  50. “The Messiah’: Brisbane City Mission Choir,” Australasian Record, January 28, 1929, 6.

  51. R. Allan Anderson, “Brisbane City Mission,” August 5, 1929, 5, 6.

  52. Australasian Union Conference minutes, January 24, 1895.

  53. Australasian Union Conference minutes, October 14, 1896.

  54. Minutes of the meeting held on the Toowoomba Campground, October 18–20, 1899, South Queensland Conference Adventist Heritage Centre, Brisbane, QLD; Daniells, 12, 13.

  55. Ibid.

  56. Ibid.

  57. “The Union Conference Council,” Australasian Record, August 15, 1904, 3.

  58. Ibid.

  59. “Brother and Sister Wantzlich . . . ,” Australasian Record, October 15, 1904, 7.

  60. O. A. Olsen, “The Queensland Camp-meeting and Conference,” Union Conference Record, October 28, 1907, 8.

  61. “New South Wales Conference,” Australasian Record, November 27, 1916, 5.

  62. “Digest of the Business of the Annual Council,” Australasian Record, October 29, 1923, 4. For the thread of the discussion and the action, see Queensland Conference Executive Committee minutes, December 10, 1921, South Queensland Conference Archives; Queensland Conference Executive Committee minutes, January 21, 1922, South Queensland Conference Archives; Queensland Conference Executive Committee minutes, May 19, 1923, South Queensland Conference Archives; Queensland Conference Executive Committee minutes, October 27, 1923, South Queensland Conference Archives.

  63. “Plans and Recommendations,” Australasian Record, November 11, 1918, 32.

  64. “En route from Tasmania . . . ,” Australasian Record, January 6, 1919, 8; A. H. White, “North Queensland-Papua Mission,” Australasian Record, March 31, 1919, 6, 7.

  65. W. G. Turner, “Union Conference Proceedings: Secretary’s Report,” Australasian Record, October 2, 1922, 9.

  66. Queensland Conference,” Seventh-day Adventist Online Yearbook, accessed April 17, 2018, http://documents.adventistarchives.org/Yearbooks/YB1924.pdf; Queensland Conference Executive Committee minutes, May 19, 1923, and October 27, 1923.

  67. “Plans and Recommendations,” Australasian Record, September 24, 1928, 4.

  68. Queensland Conference,” Seventh-day Adventist Online Yearbook, accessed April 17, 2018, http://documents.adventistarchives.org/Yearbooks/YB1950.pdf.

  69. North Queensland Conference,” Seventh-day Adventist Online Yearbook, accessed April 17, 2018, http://documents.adventistarchives.org/Yearbooks/YB1957.pdf.
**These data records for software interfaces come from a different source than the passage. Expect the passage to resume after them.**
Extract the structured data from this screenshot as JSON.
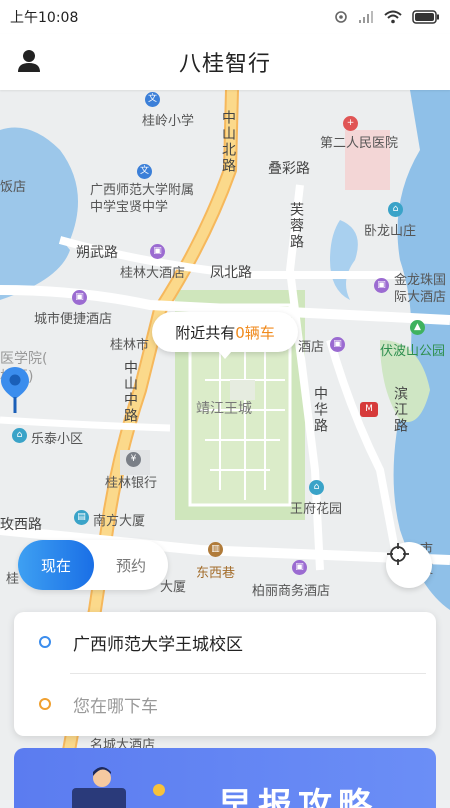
{
  "status_bar": {
    "time": "上午10:08"
  },
  "app_bar": {
    "title": "八桂智行"
  },
  "map": {
    "roads": {
      "zhongshan_north": "中山北路",
      "zhongshan_middle": "中山中路",
      "diecai": "叠彩路",
      "furong": "芙蓉路",
      "shuowu": "朔武路",
      "fengbei": "凤北路",
      "zhonghua": "中华路",
      "binjiang": "滨江路",
      "meixi": "玫西路"
    },
    "labels": {
      "guiling_school": "桂岭小学",
      "hospital": "第二人民医院",
      "fandian": "饭店",
      "gxnu_school": "广西师范大学附属中学宝贤中学",
      "wolongshan": "卧龙山庄",
      "guilin_hotel": "桂林大酒店",
      "jinlongzhu": "金龙珠国际大酒店",
      "city_hotel": "城市便捷酒店",
      "guilin_city": "桂林市",
      "hotel_right": "酒店",
      "fuboshan": "伏波山公园",
      "medical_school": "医学院(",
      "campus": "校区)",
      "jingjiang": "靖江王城",
      "letai": "乐泰小区",
      "guilin_bank": "桂林银行",
      "wangfu": "王府花园",
      "nanfang": "南方大厦",
      "dongxi": "东西巷",
      "berry_hotel": "柏丽商务酒店",
      "dasha": "大厦",
      "gui": "桂",
      "mingcheng": "名城大酒店",
      "shi": "市",
      "jian": "监"
    },
    "bubble": {
      "prefix": "附近共有",
      "count": "0辆车"
    }
  },
  "toggle": {
    "now_label": "现在",
    "book_label": "预约"
  },
  "address": {
    "pickup": "广西师范大学王城校区",
    "dropoff_placeholder": "您在哪下车"
  },
  "banner": {
    "text": "早报攻略"
  },
  "colors": {
    "accent": "#1a6fe6",
    "highlight": "#f08a1c",
    "pickup_dot": "#3b8ded",
    "dropoff_dot": "#f0a030"
  }
}
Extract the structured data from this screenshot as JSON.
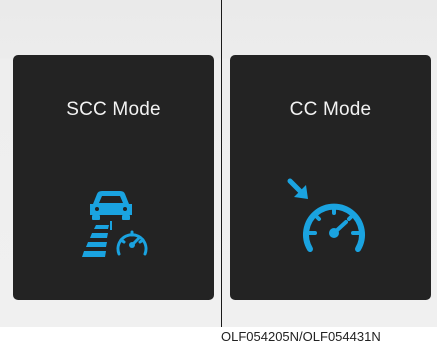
{
  "panels": {
    "scc": {
      "title": "SCC Mode",
      "icon": "smart-cruise-control-icon"
    },
    "cc": {
      "title": "CC Mode",
      "icon": "cruise-control-speedometer-icon"
    }
  },
  "figure_code": "OLF054205N/OLF054431N",
  "colors": {
    "panel_background": "#232323",
    "icon_accent": "#1aa3e0",
    "title_text": "#f2f2f2"
  }
}
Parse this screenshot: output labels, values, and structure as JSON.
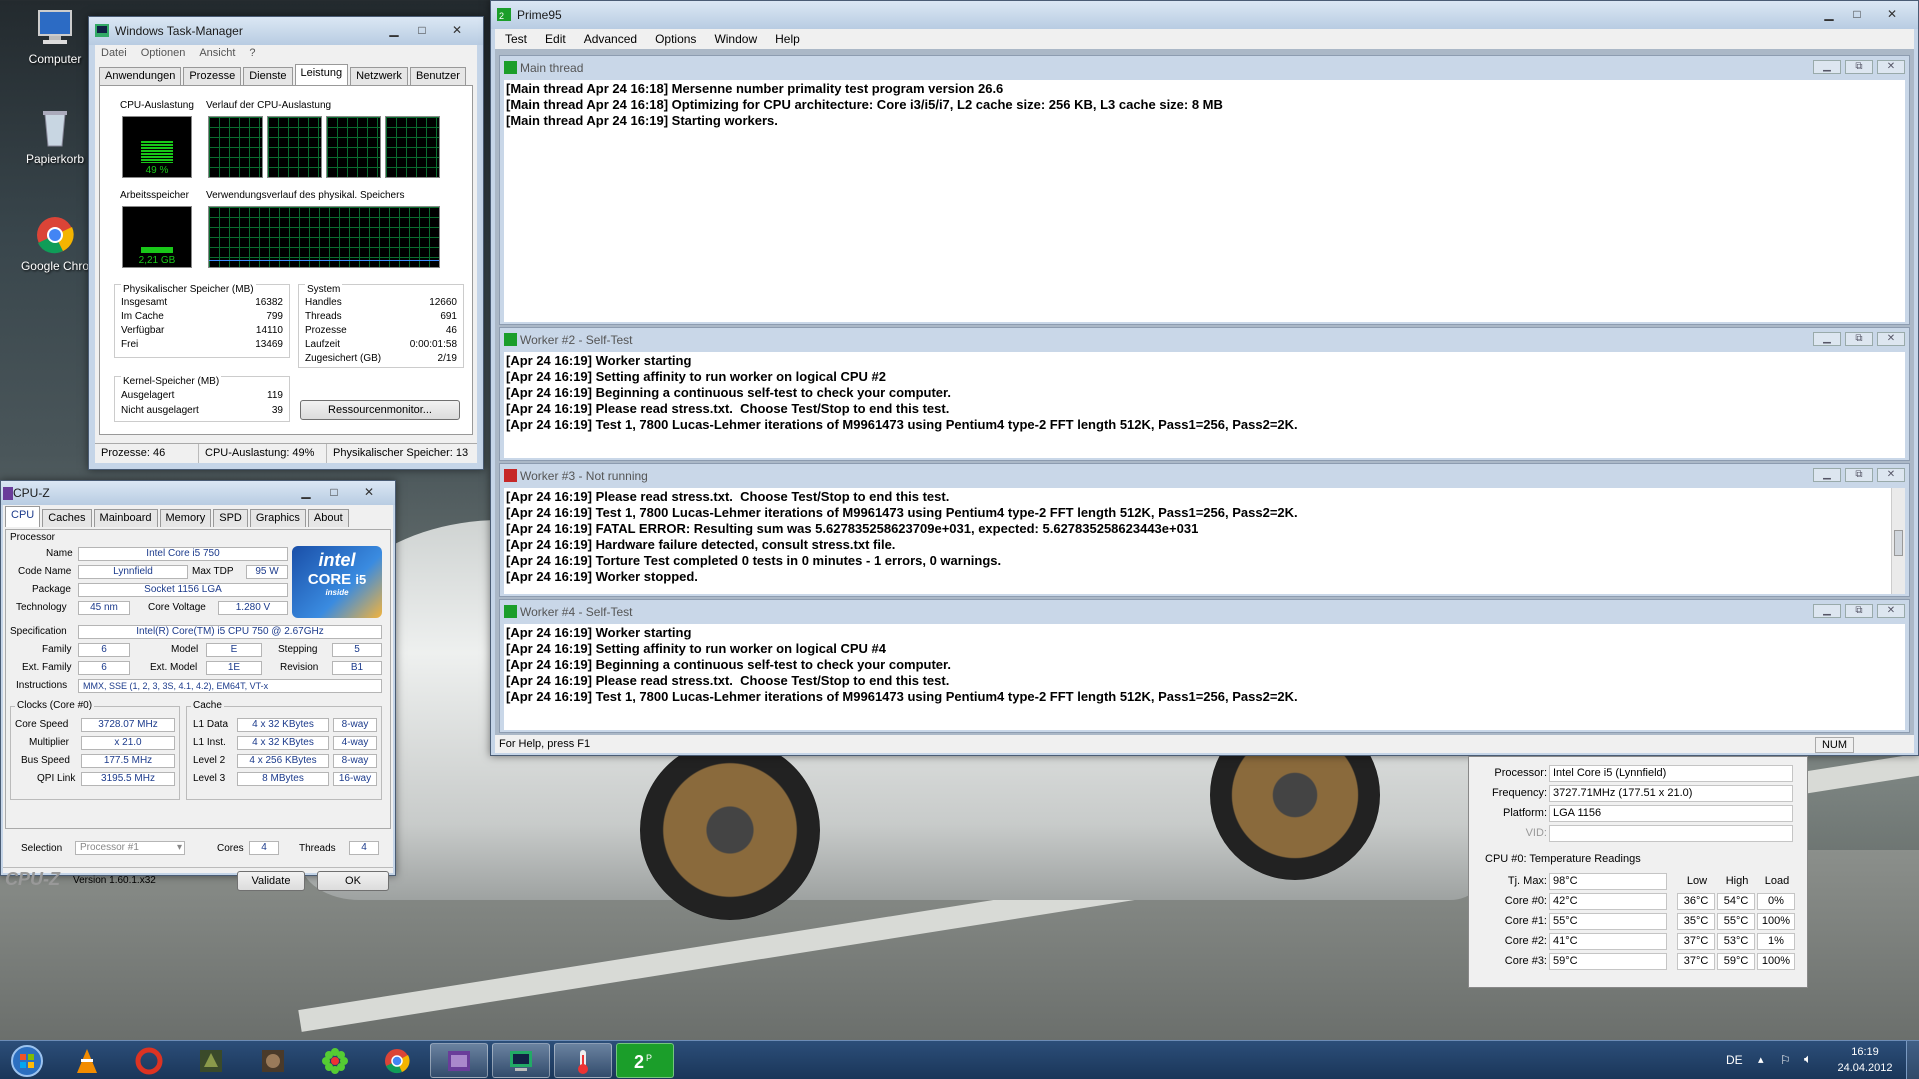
{
  "desktop": {
    "icons": [
      {
        "label": "Computer",
        "icon": "computer-icon"
      },
      {
        "label": "Papierkorb",
        "icon": "recycle-bin-icon"
      },
      {
        "label": "Google Chro",
        "icon": "chrome-icon"
      }
    ]
  },
  "taskmanager": {
    "title": "Windows Task-Manager",
    "menu": [
      "Datei",
      "Optionen",
      "Ansicht",
      "?"
    ],
    "tabs": [
      "Anwendungen",
      "Prozesse",
      "Dienste",
      "Leistung",
      "Netzwerk",
      "Benutzer"
    ],
    "active_tab": "Leistung",
    "cpu_label": "CPU-Auslastung",
    "cpu_history_label": "Verlauf der CPU-Auslastung",
    "cpu_value": "49 %",
    "cpu_percent": 49,
    "mem_label": "Arbeitsspeicher",
    "mem_history_label": "Verwendungsverlauf des physikal. Speichers",
    "mem_value": "2,21 GB",
    "phys": {
      "title": "Physikalischer Speicher (MB)",
      "rows": [
        [
          "Insgesamt",
          "16382"
        ],
        [
          "Im Cache",
          "799"
        ],
        [
          "Verfügbar",
          "14110"
        ],
        [
          "Frei",
          "13469"
        ]
      ]
    },
    "system": {
      "title": "System",
      "rows": [
        [
          "Handles",
          "12660"
        ],
        [
          "Threads",
          "691"
        ],
        [
          "Prozesse",
          "46"
        ],
        [
          "Laufzeit",
          "0:00:01:58"
        ],
        [
          "Zugesichert (GB)",
          "2/19"
        ]
      ]
    },
    "kernel": {
      "title": "Kernel-Speicher (MB)",
      "rows": [
        [
          "Ausgelagert",
          "119"
        ],
        [
          "Nicht ausgelagert",
          "39"
        ]
      ]
    },
    "resmon_button": "Ressourcenmonitor...",
    "status": [
      "Prozesse: 46",
      "CPU-Auslastung: 49%",
      "Physikalischer Speicher: 13"
    ]
  },
  "prime95": {
    "title": "Prime95",
    "menu": [
      "Test",
      "Edit",
      "Advanced",
      "Options",
      "Window",
      "Help"
    ],
    "windows": [
      {
        "title": "Main thread",
        "lines": [
          "[Main thread Apr 24 16:18] Mersenne number primality test program version 26.6",
          "[Main thread Apr 24 16:18] Optimizing for CPU architecture: Core i3/i5/i7, L2 cache size: 256 KB, L3 cache size: 8 MB",
          "[Main thread Apr 24 16:19] Starting workers."
        ]
      },
      {
        "title": "Worker #2 - Self-Test",
        "lines": [
          "[Apr 24 16:19] Worker starting",
          "[Apr 24 16:19] Setting affinity to run worker on logical CPU #2",
          "[Apr 24 16:19] Beginning a continuous self-test to check your computer.",
          "[Apr 24 16:19] Please read stress.txt.  Choose Test/Stop to end this test.",
          "[Apr 24 16:19] Test 1, 7800 Lucas-Lehmer iterations of M9961473 using Pentium4 type-2 FFT length 512K, Pass1=256, Pass2=2K."
        ]
      },
      {
        "title": "Worker #3 - Not running",
        "lines": [
          "[Apr 24 16:19] Please read stress.txt.  Choose Test/Stop to end this test.",
          "[Apr 24 16:19] Test 1, 7800 Lucas-Lehmer iterations of M9961473 using Pentium4 type-2 FFT length 512K, Pass1=256, Pass2=2K.",
          "[Apr 24 16:19] FATAL ERROR: Resulting sum was 5.627835258623709e+031, expected: 5.627835258623443e+031",
          "[Apr 24 16:19] Hardware failure detected, consult stress.txt file.",
          "[Apr 24 16:19] Torture Test completed 0 tests in 0 minutes - 1 errors, 0 warnings.",
          "[Apr 24 16:19] Worker stopped."
        ]
      },
      {
        "title": "Worker #4 - Self-Test",
        "lines": [
          "[Apr 24 16:19] Worker starting",
          "[Apr 24 16:19] Setting affinity to run worker on logical CPU #4",
          "[Apr 24 16:19] Beginning a continuous self-test to check your computer.",
          "[Apr 24 16:19] Please read stress.txt.  Choose Test/Stop to end this test.",
          "[Apr 24 16:19] Test 1, 7800 Lucas-Lehmer iterations of M9961473 using Pentium4 type-2 FFT length 512K, Pass1=256, Pass2=2K."
        ]
      }
    ],
    "status_left": "For Help, press F1",
    "status_num": "NUM"
  },
  "cpuz": {
    "title": "CPU-Z",
    "tabs": [
      "CPU",
      "Caches",
      "Mainboard",
      "Memory",
      "SPD",
      "Graphics",
      "About"
    ],
    "processor_group": "Processor",
    "name_l": "Name",
    "name": "Intel Core i5 750",
    "codename_l": "Code Name",
    "codename": "Lynnfield",
    "tdp_l": "Max TDP",
    "tdp": "95 W",
    "package_l": "Package",
    "package": "Socket 1156 LGA",
    "tech_l": "Technology",
    "tech": "45 nm",
    "voltage_l": "Core Voltage",
    "voltage": "1.280 V",
    "spec_l": "Specification",
    "spec": "Intel(R) Core(TM) i5 CPU       750  @ 2.67GHz",
    "family_l": "Family",
    "family": "6",
    "model_l": "Model",
    "model": "E",
    "stepping_l": "Stepping",
    "stepping": "5",
    "extfamily_l": "Ext. Family",
    "extfamily": "6",
    "extmodel_l": "Ext. Model",
    "extmodel": "1E",
    "revision_l": "Revision",
    "revision": "B1",
    "instr_l": "Instructions",
    "instr": "MMX, SSE (1, 2, 3, 3S, 4.1, 4.2), EM64T, VT-x",
    "clocks_group": "Clocks (Core #0)",
    "corespeed_l": "Core Speed",
    "corespeed": "3728.07 MHz",
    "mult_l": "Multiplier",
    "mult": "x 21.0",
    "bus_l": "Bus Speed",
    "bus": "177.5 MHz",
    "qpi_l": "QPI Link",
    "qpi": "3195.5 MHz",
    "cache_group": "Cache",
    "l1d_l": "L1 Data",
    "l1d": "4 x 32 KBytes",
    "l1d_w": "8-way",
    "l1i_l": "L1 Inst.",
    "l1i": "4 x 32 KBytes",
    "l1i_w": "4-way",
    "l2_l": "Level 2",
    "l2": "4 x 256 KBytes",
    "l2_w": "8-way",
    "l3_l": "Level 3",
    "l3": "8 MBytes",
    "l3_w": "16-way",
    "selection_l": "Selection",
    "selection": "Processor #1",
    "cores_l": "Cores",
    "cores": "4",
    "threads_l": "Threads",
    "threads": "4",
    "brand": "CPU-Z",
    "version": "Version 1.60.1.x32",
    "validate": "Validate",
    "ok": "OK",
    "logo_top": "intel",
    "logo_mid": "CORE",
    "logo_i5": "i5",
    "logo_inside": "inside"
  },
  "coretemp": {
    "processor_l": "Processor:",
    "processor": "Intel Core i5 (Lynnfield)",
    "frequency_l": "Frequency:",
    "frequency": "3727.71MHz (177.51 x 21.0)",
    "platform_l": "Platform:",
    "platform": "LGA 1156",
    "vid_l": "VID:",
    "vid": "",
    "readings_title": "CPU #0: Temperature Readings",
    "tjmax_l": "Tj. Max:",
    "tjmax": "98°C",
    "headers": [
      "Low",
      "High",
      "Load"
    ],
    "cores": [
      {
        "label": "Core #0:",
        "temp": "42°C",
        "low": "36°C",
        "high": "54°C",
        "load": "0%"
      },
      {
        "label": "Core #1:",
        "temp": "55°C",
        "low": "35°C",
        "high": "55°C",
        "load": "100%"
      },
      {
        "label": "Core #2:",
        "temp": "41°C",
        "low": "37°C",
        "high": "53°C",
        "load": "1%"
      },
      {
        "label": "Core #3:",
        "temp": "59°C",
        "low": "37°C",
        "high": "59°C",
        "load": "100%"
      }
    ]
  },
  "taskbar": {
    "apps": [
      "start-orb-icon",
      "vlc-icon",
      "ccleaner-icon",
      "game-icon-1",
      "game-icon-2",
      "icq-icon",
      "chrome-icon",
      "cpuz-icon",
      "task-manager-icon",
      "coretemp-icon",
      "prime95-icon"
    ],
    "lang": "DE",
    "time": "16:19",
    "date": "24.04.2012"
  },
  "colors": {
    "graph_green": "#19c819",
    "fatal_text": "#000000",
    "taskbar": "#1f3d63"
  }
}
  70. “The name of the Queensland Conference . . . ,” Australasian Record, September 23, 1968, 16. The name “South Queensland Conference” was first used for the Queensland Conference Executive Committee minutes for the third meeting of the executive committee of October 29, 1968, South Queensland Conference Archives.

  71. Colin Renfrew, secretary, South Queensland Conference, email message to author, April 3, 2018

  72. Ibid.

  73. Ibid.

  74. Ibid.

×

Oliver, Barry. "South Queensland Conference, South Pacific Division." Encyclopedia of Seventh-day Adventists. January 29, 2020. Accessed June 18, 2024. https://encyclopedia.adventist.org/article?id=985D.

Oliver, Barry. "South Queensland Conference, South Pacific Division." Encyclopedia of Seventh-day Adventists. January 29, 2020. Date of access June 18, 2024, https://encyclopedia.adventist.org/article?id=985D.

Oliver, Barry (2020, January 29). South Queensland Conference, South Pacific Division. Encyclopedia of Seventh-day Adventists. Retrieved June 18, 2024, https://encyclopedia.adventist.org/article?id=985D.